Herzog CA, Ma JZ, Collins AJ. Poor long-term survival after acute myocardial infarction among patients on long-term dialysis. N Engl J Med 1998;339(12):799-805.

Kim D, Shim CY, Hong GR, Cho IJ, Chang HJ, Ha JW, Chung N. Effect of end-stage renal disease on rate of progression of aortic stenosis. Am J Cardiol 2016;117(12):1972-1977.

Reeves PB, McCausland FR. Mechanisms, clinical implications, and treatment of intradialytic hypotension. Clin J Am Soc Nephrol 2018;13(8):1297-1303.

Shah M, Avgil Tsadok M, Jackevicius CA, Essebag V, Eisenberg MJ, Rahme E, Humphries KH, Tu JV, Behlouli H, Guo H, Pilote L. Warfarin use and the risk for stroke and bleeding in patients with atrial fibrillation undergoing dialysis. Circulation 2014;129(11):1196-1203.

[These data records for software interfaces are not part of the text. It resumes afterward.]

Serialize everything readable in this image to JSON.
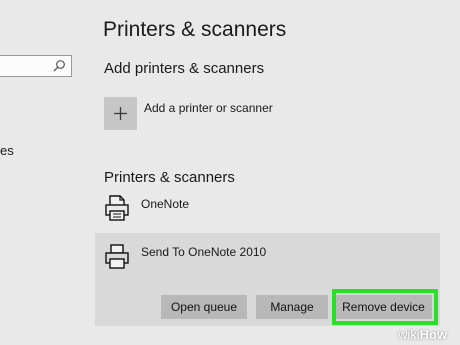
{
  "sidebar": {
    "search_placeholder": "",
    "search_icon": "search-icon",
    "fragment_text": "es"
  },
  "page": {
    "title": "Printers & scanners"
  },
  "add_section": {
    "title": "Add printers & scanners",
    "add_button_icon": "plus-icon",
    "add_button_label": "Add a printer or scanner"
  },
  "printers_section": {
    "title": "Printers & scanners",
    "devices": [
      {
        "name": "OneNote",
        "icon": "printer-icon"
      },
      {
        "name": "Send To OneNote 2010",
        "icon": "printer-icon"
      }
    ],
    "actions": {
      "open_queue": "Open queue",
      "manage": "Manage",
      "remove_device": "Remove device"
    }
  },
  "watermark": {
    "wiki": "wiki",
    "how": "How"
  },
  "colors": {
    "background": "#e9e9e9",
    "selected_panel": "#d9d9d9",
    "button": "#b8b8b8",
    "highlight": "#27e027"
  }
}
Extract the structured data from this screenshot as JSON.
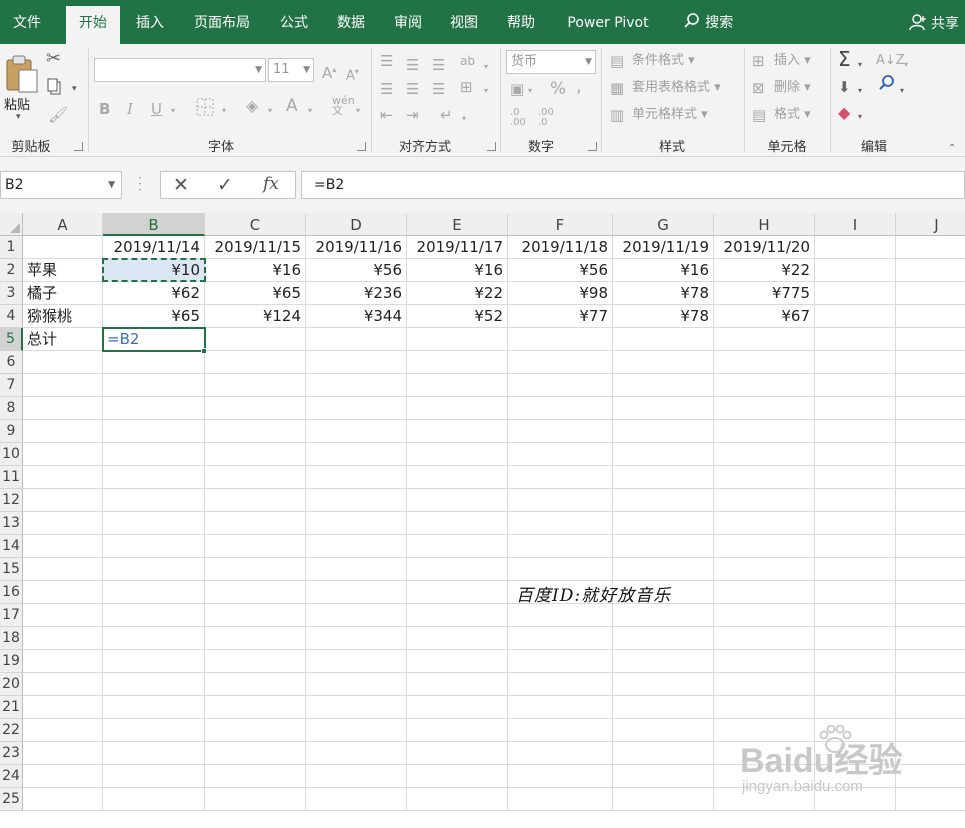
{
  "menu": {
    "tabs": [
      "文件",
      "开始",
      "插入",
      "页面布局",
      "公式",
      "数据",
      "审阅",
      "视图",
      "帮助",
      "Power Pivot"
    ],
    "active_tab": "开始",
    "search_label": "搜索",
    "share_label": "共享"
  },
  "ribbon": {
    "clipboard": {
      "label": "剪贴板",
      "paste_label": "粘贴"
    },
    "font": {
      "label": "字体",
      "font_name": "",
      "font_size": "11"
    },
    "alignment": {
      "label": "对齐方式"
    },
    "number": {
      "label": "数字",
      "format": "货币"
    },
    "styles": {
      "label": "样式",
      "conditional_format": "条件格式",
      "format_as_table": "套用表格格式",
      "cell_styles": "单元格样式"
    },
    "cells": {
      "label": "单元格",
      "insert": "插入",
      "delete": "删除",
      "format": "格式"
    },
    "editing": {
      "label": "编辑"
    }
  },
  "formula_bar": {
    "name_box": "B2",
    "formula": "=B2",
    "fx_label": "fx"
  },
  "sheet": {
    "columns": [
      "A",
      "B",
      "C",
      "D",
      "E",
      "F",
      "G",
      "H",
      "I",
      "J"
    ],
    "rows": [
      "1",
      "2",
      "3",
      "4",
      "5",
      "6",
      "7",
      "8",
      "9",
      "10",
      "11",
      "12",
      "13",
      "14",
      "15",
      "16",
      "17",
      "18",
      "19",
      "20",
      "21",
      "22",
      "23",
      "24",
      "25"
    ],
    "selected_column": "B",
    "selected_row": "5",
    "cells": {
      "B1": "2019/11/14",
      "C1": "2019/11/15",
      "D1": "2019/11/16",
      "E1": "2019/11/17",
      "F1": "2019/11/18",
      "G1": "2019/11/19",
      "H1": "2019/11/20",
      "A2": "苹果",
      "B2": "¥10",
      "C2": "¥16",
      "D2": "¥56",
      "E2": "¥16",
      "F2": "¥56",
      "G2": "¥16",
      "H2": "¥22",
      "A3": "橘子",
      "B3": "¥62",
      "C3": "¥65",
      "D3": "¥236",
      "E3": "¥22",
      "F3": "¥98",
      "G3": "¥78",
      "H3": "¥775",
      "A4": "猕猴桃",
      "B4": "¥65",
      "C4": "¥124",
      "D4": "¥344",
      "E4": "¥52",
      "F4": "¥77",
      "G4": "¥78",
      "H4": "¥67",
      "A5": "总计",
      "B5": "=B2"
    }
  },
  "overlay": {
    "signature": "百度ID:就好放音乐",
    "watermark_main": "Baidu经验",
    "watermark_sub": "jingyan.baidu.com"
  },
  "colors": {
    "excel_green": "#217346",
    "formula_ref_blue": "#3a6fc4",
    "copy_fill": "#dce6f4"
  }
}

Colantonio LD, Kent ST, Kilgore ML, Delzell E, Curtis JR, Howard G, Safford MM, Muntner P. Agreement between Medicare pharmacy claims, self-report and medication inventory for assessing lipid-lowering medication use. Pharmacoepidemiol Drug Saf 2016;25(7):827-835.